I know, the title is totally cliche but horribly, disappointingly true. According to this doc from Cryptome, the same network that the inflight entertainment kiosks run on the new Boeing 787-8s also host the Flight-safety-related control and navigation and required systems (aka Aircraft Control Domain) and the Airline business and administrative support (aka Airline Information Domain).
Because of this new passenger connectivity, the proposed data network design and integration may result in security vulnerabilities from intentional or unintentional corruption of data and systems critical to the safety and maintenance of the airplane. The existing regulations and guidance material did not anticipate this type of system architecture or electronic access to aircraft systems that provide flight critical functions. Furthermore, 14 CFR regulations and current system safety assessment policy and techniques do not address potential security vulnerabilities that could be caused by unauthorized access to aircraft data buses and servers. Therefore, special conditions are imposed to ensure that security, integrity, and availability of the aircraft systems and data networks are not compromised by certain wired or wireless electronic connections between airplane data buses and networks.
Absolutely unbelievable. In theory, someone could access the systems controlling the plane from the seats and crash them or possibly even control them. It's also possible that someone could access the Airline Information Domain on the ground and hack into the same in-flight Aircraft Control Domain.

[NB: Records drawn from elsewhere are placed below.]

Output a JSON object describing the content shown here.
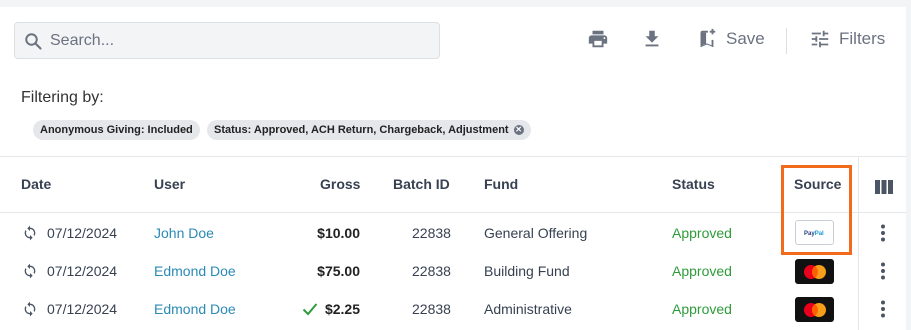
{
  "search": {
    "placeholder": "Search..."
  },
  "toolbar": {
    "save_label": "Save",
    "filters_label": "Filters"
  },
  "filters": {
    "heading": "Filtering by:",
    "chips": [
      {
        "label": "Anonymous Giving: Included"
      },
      {
        "label": "Status: Approved, ACH Return, Chargeback, Adjustment"
      }
    ]
  },
  "table": {
    "columns": [
      "Date",
      "User",
      "Gross",
      "Batch ID",
      "Fund",
      "Status",
      "Source"
    ],
    "rows": [
      {
        "date": "07/12/2024",
        "user": "John Doe",
        "gross": "$10.00",
        "batch_id": "22838",
        "fund": "General Offering",
        "status": "Approved",
        "source": "PayPal"
      },
      {
        "date": "07/12/2024",
        "user": "Edmond Doe",
        "gross": "$75.00",
        "batch_id": "22838",
        "fund": "Building Fund",
        "status": "Approved",
        "source": "Mastercard"
      },
      {
        "date": "07/12/2024",
        "user": "Edmond Doe",
        "gross": "$2.25",
        "batch_id": "22838",
        "fund": "Administrative",
        "status": "Approved",
        "source": "Mastercard"
      }
    ]
  },
  "colors": {
    "link": "#2b8ab5",
    "approved": "#2e9c3a",
    "highlight": "#f26a1b"
  }
}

They're all on the same network!
From what I gather, the only plan is to put in a "firewall" rather than to "air gap" or put the systems on different networks. It says the flight crew will be able to disable passenger access to the other two systems but I'm not impressed. This article from earlier in the year showing how to crash all other Inflight Entertainment Kiosks from a single one does not make me any more confident.
I am far from a person who would spread FUD but this is ridiculous. I'm guessing (hoping) that the release of this information will pressure Boeing and airlines to air gap the systems from each other. Then we can cease the speculation that such vulnerabilities could crash a plane or allow a plane to become a remotely-guided bomb.
ETA: I told my wife this story with what I can only guess was wild eyes and flailing (Paul Gross) arms her response was: "oh - so they can track what you're watching?" focusing on the clear invasion of privacy angle. I assumed that was part of the package re: inflight entertainment.
So I explained that no - it was the chance that evil hackers could break into the Aircraft Control Systems from the Inflight Entertainment! (sounding like many vendor companies and security charlatans I've interacted with). Her response again? "Eh - highly unlikely". So I sputtered a bit declaring loudly that the systems should be "air gapped" and that there have been similar critical infrastructure vulnerability scenarios declared "highly unlikely" usually shortly before someone (usually benevolent) finds a glaring hole easily exploited or some stupid idiot kid blunders into some Flood Control System or Air Traffic Control system of a small airport and unwittingly causes minor damage.
I don't really want to wait to be in the air for some security researcher to figure out if they can cause the flight controls to crash due to a buffer overflow initiated via the seat-based inflight entertainment. Please, no. Thanks.